As the 116th Congress was sworn in Thursday, it made history for its diversity with a record number of women and minorities joining.

And the books lawmakers held or placed their hands on during their ceremonies proved to be just as unique.

A Christian Bible is not required for lawmakers when giving the oath to uphold their office. The Constitution expressly states that senators, congressmen and members of state legislatures “shall be bound by Oath or Affirmation, to support this Constitution; but no religious Test shall ever be required as a Qualification to any Office or public Trust under the United States.”

Here’s a look at some the unique books lawmakers – in both the House and Senate – held Thursday.

Ilhan Omar – grandfather’s Quran

One of the first Muslim women elected to Congress, Rep. Ilhan Omar, D-Minn., took the oath with her grandfather’s Quran, sharing a touching tribute to him on social media as well.

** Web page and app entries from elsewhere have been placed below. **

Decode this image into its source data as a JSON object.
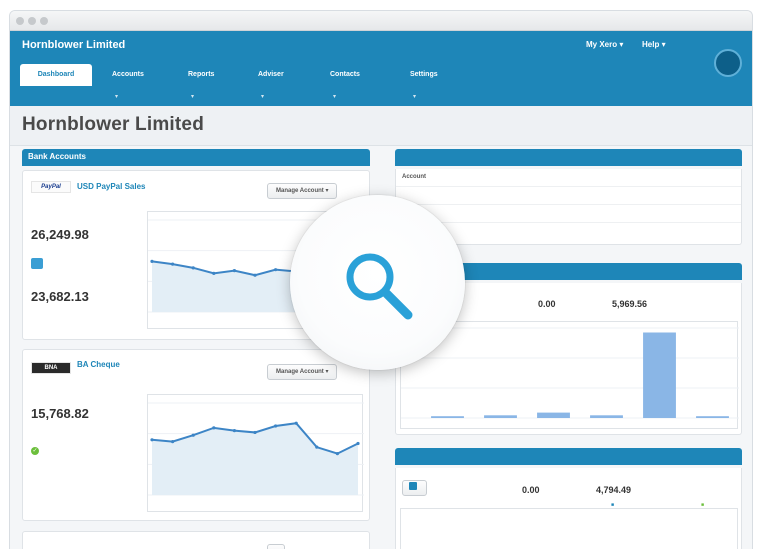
{
  "window": {
    "title": ""
  },
  "header": {
    "org_name": "Hornblower Limited",
    "user_link": "",
    "logout_link": "",
    "my_xero": "My Xero",
    "help": "Help",
    "avatar_text": ""
  },
  "tabs": [
    {
      "label": "Dashboard"
    },
    {
      "label": "Accounts"
    },
    {
      "label": "Reports"
    },
    {
      "label": "Adviser"
    },
    {
      "label": "Contacts"
    },
    {
      "label": "Settings"
    }
  ],
  "page": {
    "title": "Hornblower Limited"
  },
  "bank_accounts": {
    "title": "Bank Accounts",
    "link": "",
    "accounts": [
      {
        "logo": "PayPal",
        "name": "USD PayPal Sales",
        "sub": "",
        "manage_label": "Manage Account",
        "statement_label": "",
        "statement_balance": "26,249.98",
        "statement_date": "",
        "reconcile_label": "",
        "xero_label": "",
        "xero_balance": "23,682.13",
        "chart_y_labels": [
          "",
          "",
          "",
          ""
        ],
        "chart_x_labels": [
          "",
          "",
          ""
        ],
        "chart_values": [
          0.55,
          0.52,
          0.48,
          0.42,
          0.45,
          0.4,
          0.46,
          0.44,
          0.55,
          0.82,
          0.9
        ]
      },
      {
        "logo": "BNA",
        "name": "BA Cheque",
        "sub": "",
        "manage_label": "Manage Account",
        "statement_label": "",
        "statement_balance": "15,768.82",
        "statement_date": "",
        "reconciled_label": "",
        "chart_y_labels": [
          "",
          "",
          "",
          ""
        ],
        "chart_x_labels": [
          "",
          "",
          "",
          ""
        ],
        "chart_values": [
          0.6,
          0.58,
          0.65,
          0.73,
          0.7,
          0.68,
          0.75,
          0.78,
          0.52,
          0.45,
          0.56
        ]
      },
      {
        "name": "",
        "manage_label": ""
      }
    ]
  },
  "watchlist": {
    "title": "",
    "link": "",
    "columns": [
      "Account",
      "",
      ""
    ],
    "rows": [
      {
        "account": "",
        "col2": "",
        "col3": ""
      },
      {
        "account": "",
        "col2": "",
        "col3": ""
      },
      {
        "account": "",
        "col2": "",
        "col3": ""
      }
    ]
  },
  "money_in": {
    "title": "",
    "link": "",
    "invoice_btn": "",
    "draft_label": "",
    "draft_value": "0.00",
    "overdue_label": "",
    "overdue_value": "5,969.56",
    "y_labels": [
      "",
      ""
    ],
    "x_labels": [
      "",
      "",
      "",
      "",
      "",
      ""
    ],
    "bar_values": [
      0.02,
      0.03,
      0.06,
      0.03,
      0.95,
      0.02
    ]
  },
  "money_out": {
    "title": "",
    "link": "",
    "invoice_btn": "",
    "draft_label": "",
    "draft_value": "0.00",
    "overdue_label": "",
    "overdue_value": "4,794.49",
    "legend": [
      "",
      ""
    ],
    "y_labels": [
      "",
      ""
    ]
  },
  "colors": {
    "brand": "#1e86b8",
    "page_bg": "#f4f6f8",
    "success": "#55a630"
  }
}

“As a kid, I acted as my grandfather’s translator at our caucuses and he was the one who first sparked my interest in politics. I wish he could be here to witness this historic moment, but he was there in spirit as I placed my hand on his Quran for the ceremonial swearing in,” Omar said on Instagram.

Rashida Tlaib – Thomas Jefferson’s Quran

House Speaker Nancy Pelosi of Calif., poses during a ceremonial swearing-in with Rep. Rashida Tlaib, D-Mich., sixth from right, on Capitol Hill in Washington, Thursday, Jan. 3, 2019, during the opening session of the 116th Congress. (AP Photo/Susan Walsh)

Rep. Rashida Tlaib, the first Palestinian-American woman elected to Congress, also used the Quran during her ceremony – one that is more than 280 years old. Tlaib, from Michigan, chose to use former President Thomas Jefferson’s English translation book from 1734.

According to Smithsonian Magazine, Jefferson had an interest in religion and most likely obtained the Quran while he was studying law.

Martha McSally – Bible recovered from USS Arizona

Vice President Mike Pence administers a ceremonial Senate oath during a mock swearing-in ceremony to Sen. Martha McSally, R-Ariz., Thursday, Jan. 3, 2019, in the Old Senate Chamber on Capitol Hill in Washington. (AP Photo/Manuel Balce Ceneta)

Sen. Martha McSally, R-Ariz., told Vice President Mike Pence the small Bible she chose to hold had been recovered from an unknown sailor aboard the USS Arizona, which was bombed during the attack on Pearl Harbor.

The Bible was on loan from the University of Arizona, she said.

New Sen. Kyrsten Sinema and McSally are the first female senators to represent Arizona. McSally was also the first female combat pilot in the Air Force where she eventually rose to the rank of colonel.

Kyrsten Sinema – law book

Vice President Mike Pence administers the Senate oath of office to Sen. Kyrsten Sinema, D-Ariz., during a mock swearing in ceremony in the Old Senate Chamber on Capitol Hill in Washington, Thursday, Jan. 3, 2019, as the 116th Congress begins. (AP Photo/Andrew Harnik)

Sen. Kyrsten Sinema, D-Ariz., held a law book which contained copies of the U.S. and Arizona constitutions during her oath, a spokesperson told The Arizona Republic.

“Kyrsten always gets sworn in on a Constitution simply because of her love for the Constitution,” spokesman John LaBombard said of the former congresswoman.

Mitt Romney – father’s Bible

New Utah Sen. Mitt Romney said he used his father’s Bible for his ceremony. His father served as Michigan's governor and as the Secretary of Housing and Urban Development during the Nixon administration.

“He inscribed a message in it each time he took the oath of office, and I did the same today,” Romney said.

The Associated Press contributed to this report.